Saul Bellow was born in Lachine, Quebec on this day in 1915, two years after his parents immigrated there from Russia. Denied Augie March’s famous origins —”I am an American, Chicago born”— Bellow moved to Chicago at age nine, his father taking a night shift job as a baker. In “Starting Out in Chicago,” a talk he delivered at age sixty, Bellow reflected upon his blue-collar upbringing and his pie-eyed career choice:
And what was the most impractical of choices in somber, heavy, growling, low-brow Chicago? Why it was to be the representative of beauty, the interpreter of the human heart, the hero of ingenuity, playfulness, personal freedom, generosity, and love.

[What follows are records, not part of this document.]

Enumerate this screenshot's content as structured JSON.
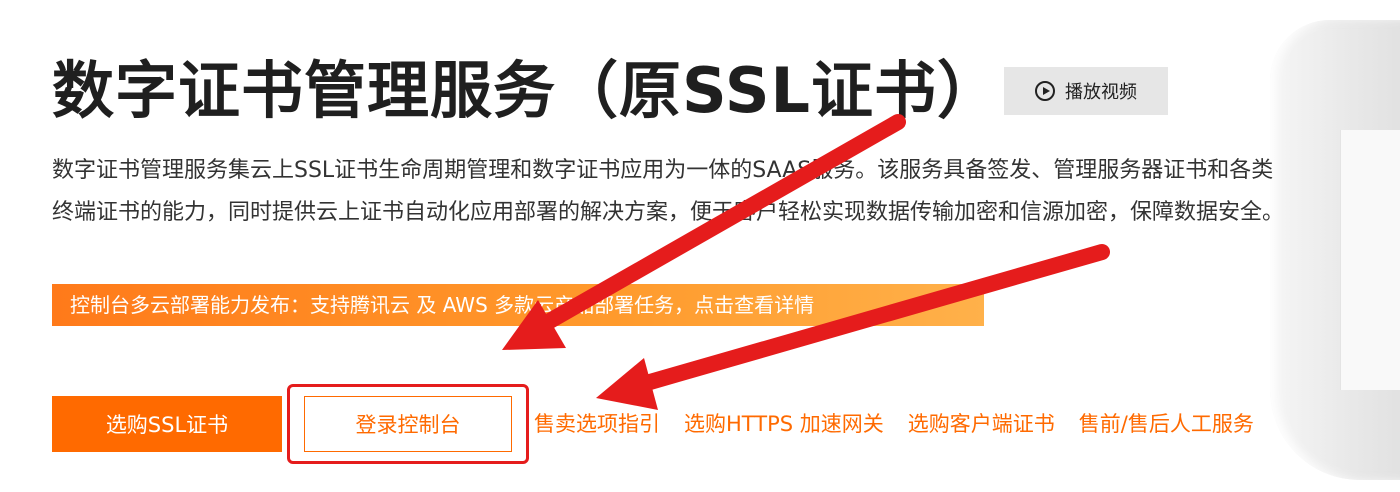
{
  "header": {
    "title": "数字证书管理服务（原SSL证书）",
    "video_button_label": "播放视频"
  },
  "description": "数字证书管理服务集云上SSL证书生命周期管理和数字证书应用为一体的SAAS服务。该服务具备签发、管理服务器证书和各类终端证书的能力，同时提供云上证书自动化应用部署的解决方案，便于客户轻松实现数据传输加密和信源加密，保障数据安全。",
  "banner": {
    "text": "控制台多云部署能力发布：支持腾讯云 及 AWS 多款云产品部署任务，点击查看详情"
  },
  "actions": {
    "buy_label": "选购SSL证书",
    "console_label": "登录控制台",
    "links": [
      "售卖选项指引",
      "选购HTTPS 加速网关",
      "选购客户端证书",
      "售前/售后人工服务"
    ]
  },
  "colors": {
    "brand_orange": "#ff6a00",
    "annotation_red": "#e51c1c",
    "video_button_bg": "#e6e6e6"
  }
}
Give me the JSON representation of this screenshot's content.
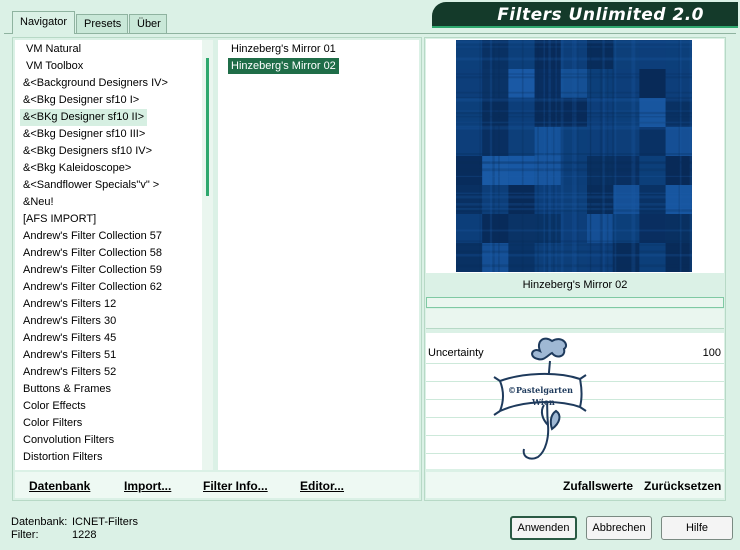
{
  "app": {
    "title": "Filters Unlimited 2.0"
  },
  "tabs": [
    {
      "label": "Navigator",
      "active": true
    },
    {
      "label": "Presets",
      "active": false
    },
    {
      "label": "Über",
      "active": false
    }
  ],
  "categories": [
    "VM Natural",
    "VM Toolbox",
    "&<Background Designers IV>",
    "&<Bkg Designer sf10 I>",
    "&<BKg Designer sf10 II>",
    "&<Bkg Designer sf10 III>",
    "&<Bkg Designers sf10 IV>",
    "&<Bkg Kaleidoscope>",
    "&<Sandflower Specials\"v\" >",
    "&Neu!",
    "[AFS IMPORT]",
    "Andrew's Filter Collection 57",
    "Andrew's Filter Collection 58",
    "Andrew's Filter Collection 59",
    "Andrew's Filter Collection 62",
    "Andrew's Filters 12",
    "Andrew's Filters 30",
    "Andrew's Filters 45",
    "Andrew's Filters 51",
    "Andrew's Filters 52",
    "Buttons & Frames",
    "Color Effects",
    "Color Filters",
    "Convolution Filters",
    "Distortion Filters"
  ],
  "selected_category": "&<BKg Designer sf10 II>",
  "filters": [
    "Hinzeberg's Mirror 01",
    "Hinzeberg's Mirror 02"
  ],
  "selected_filter": "Hinzeberg's Mirror 02",
  "preview": {
    "filter_name": "Hinzeberg's Mirror 02",
    "colors": {
      "base": "#0d3f7a",
      "dark": "#082a58",
      "light": "#1a5aa6"
    }
  },
  "params": [
    {
      "label": "Uncertainty",
      "value": "100"
    }
  ],
  "watermark": {
    "text_line1": "©Pastelgarten",
    "text_line2": "Wien"
  },
  "left_links": {
    "database": "Datenbank",
    "import": "Import...",
    "filter_info": "Filter Info...",
    "editor": "Editor..."
  },
  "right_links": {
    "random": "Zufallswerte",
    "reset": "Zurücksetzen"
  },
  "status": {
    "database_label": "Datenbank:",
    "database_value": "ICNET-Filters",
    "filter_label": "Filter:",
    "filter_value": "1228"
  },
  "buttons": {
    "apply": "Anwenden",
    "cancel": "Abbrechen",
    "help": "Hilfe"
  },
  "colors": {
    "accent": "#1f6d48",
    "background": "#dbf1e6",
    "banner": "#143a2a"
  }
}
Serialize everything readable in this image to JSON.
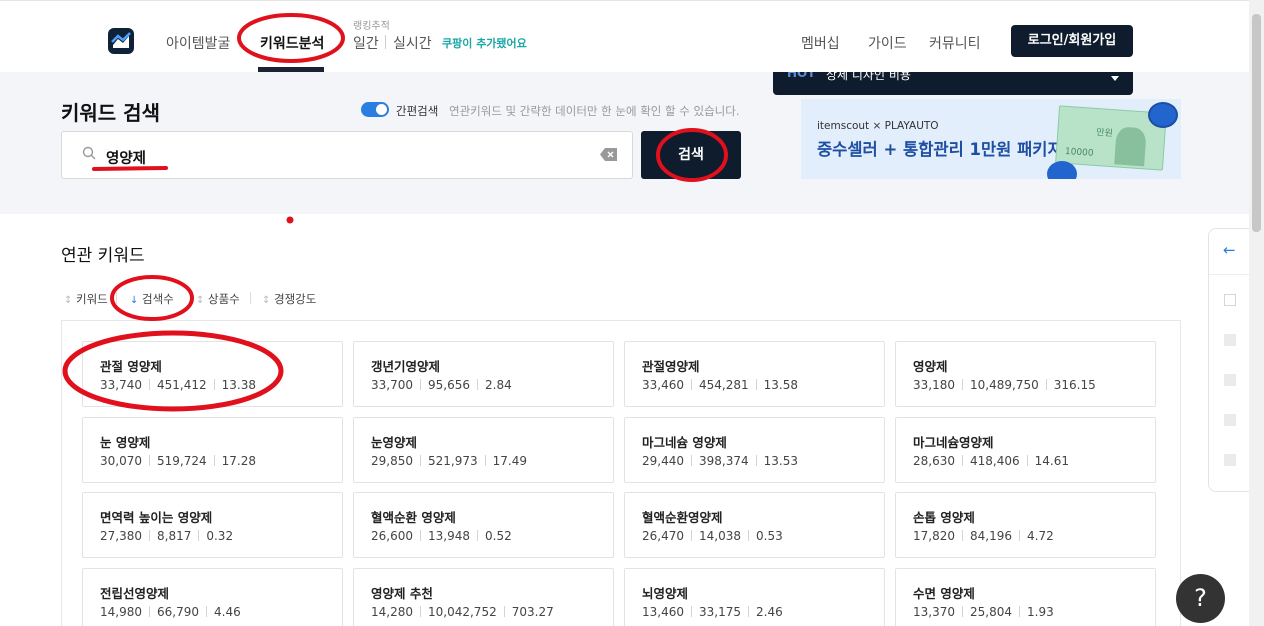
{
  "nav": {
    "items": [
      "아이템발굴",
      "키워드분석"
    ],
    "ranking_label": "랭킹추적",
    "daily": "일간",
    "realtime": "실시간",
    "coupang_badge": "쿠팡이 추가됐어요",
    "right_items": [
      "멤버십",
      "가이드",
      "커뮤니티"
    ],
    "login": "로그인/회원가입"
  },
  "hot": {
    "label": "HOT",
    "text": "상세 디자인 비용"
  },
  "search": {
    "title": "키워드 검색",
    "toggle_label": "간편검색",
    "toggle_desc": "연관키워드 및 간략한 데이터만 한 눈에 확인 할 수 있습니다.",
    "query": "영양제",
    "button": "검색"
  },
  "banner": {
    "brand": "itemscout × PLAYAUTO",
    "text": "중수셀러 + 통합관리 1만원 패키지",
    "money_amount": "만원",
    "money_number": "10000"
  },
  "related": {
    "title": "연관 키워드",
    "sort": [
      {
        "label": "키워드",
        "icon": "sort-both-icon",
        "active": false
      },
      {
        "label": "검색수",
        "icon": "sort-desc-icon",
        "active": true
      },
      {
        "label": "상품수",
        "icon": "sort-both-icon",
        "active": false
      },
      {
        "label": "경쟁강도",
        "icon": "sort-both-icon",
        "active": false
      }
    ],
    "cards": [
      {
        "name": "관절 영양제",
        "searches": "33,740",
        "products": "451,412",
        "competition": "13.38"
      },
      {
        "name": "갱년기영양제",
        "searches": "33,700",
        "products": "95,656",
        "competition": "2.84"
      },
      {
        "name": "관절영양제",
        "searches": "33,460",
        "products": "454,281",
        "competition": "13.58"
      },
      {
        "name": "영양제",
        "searches": "33,180",
        "products": "10,489,750",
        "competition": "316.15"
      },
      {
        "name": "눈 영양제",
        "searches": "30,070",
        "products": "519,724",
        "competition": "17.28"
      },
      {
        "name": "눈영양제",
        "searches": "29,850",
        "products": "521,973",
        "competition": "17.49"
      },
      {
        "name": "마그네슘 영양제",
        "searches": "29,440",
        "products": "398,374",
        "competition": "13.53"
      },
      {
        "name": "마그네슘영양제",
        "searches": "28,630",
        "products": "418,406",
        "competition": "14.61"
      },
      {
        "name": "면역력 높이는 영양제",
        "searches": "27,380",
        "products": "8,817",
        "competition": "0.32"
      },
      {
        "name": "혈액순환 영양제",
        "searches": "26,600",
        "products": "13,948",
        "competition": "0.52"
      },
      {
        "name": "혈액순환영양제",
        "searches": "26,470",
        "products": "14,038",
        "competition": "0.53"
      },
      {
        "name": "손톱 영양제",
        "searches": "17,820",
        "products": "84,196",
        "competition": "4.72"
      },
      {
        "name": "전립선영양제",
        "searches": "14,980",
        "products": "66,790",
        "competition": "4.46"
      },
      {
        "name": "영양제 추천",
        "searches": "14,280",
        "products": "10,042,752",
        "competition": "703.27"
      },
      {
        "name": "뇌영양제",
        "searches": "13,460",
        "products": "33,175",
        "competition": "2.46"
      },
      {
        "name": "수면 영양제",
        "searches": "13,370",
        "products": "25,804",
        "competition": "1.93"
      }
    ]
  },
  "help": "?",
  "colors": {
    "navy": "#0f1c2e",
    "accent": "#2a7de1",
    "annotation": "#e0101c"
  }
}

I cannot even now say that this was a bad sort of crackpot to be.
Bellow admits that he was “extremely proud, ornery and stupid” in setting himself the “alien task” of describing America to Americans. He closes by wishing it were not so difficult for others to follow his example:
If I had to name the one force in America that opposes the symbolic discipline of poetry today … I would say the Great Noise. The enemy is noise. By noise I mean not simply the noise of technology, the noise of money or advertising and promotion, the noise of media, the noise of miseducation, but the terrible excitement and distraction generated by the crises of modern life. …Contributing to it are the real and unreal issues, ideologies, rationalizations, errors, delusions, nonsituations that look real, nonquestions demanding consideration, opinions, analyses in the press, on the air, expertise, inside dope, factional disagreement, official rhetoric, information—in short, the sounds of the public sphere, the din of politics, the turbulence and agitation that set in about 1914 and have now reached an intolerable volume. …William Wordsworth, nearly two hundred years ago, expressed his concern over the effects of modern turbulence on poetry. He was right, too. But in the language of my youth—”He didn’t know the half of it.”
Daybook is contributed by Steve King, who teaches in the English Department of Memorial University in St. John’s, Newfoundland. His literary daybook began as a radio series syndicated nationally in Canada. He can be found online at todayinliterature.com.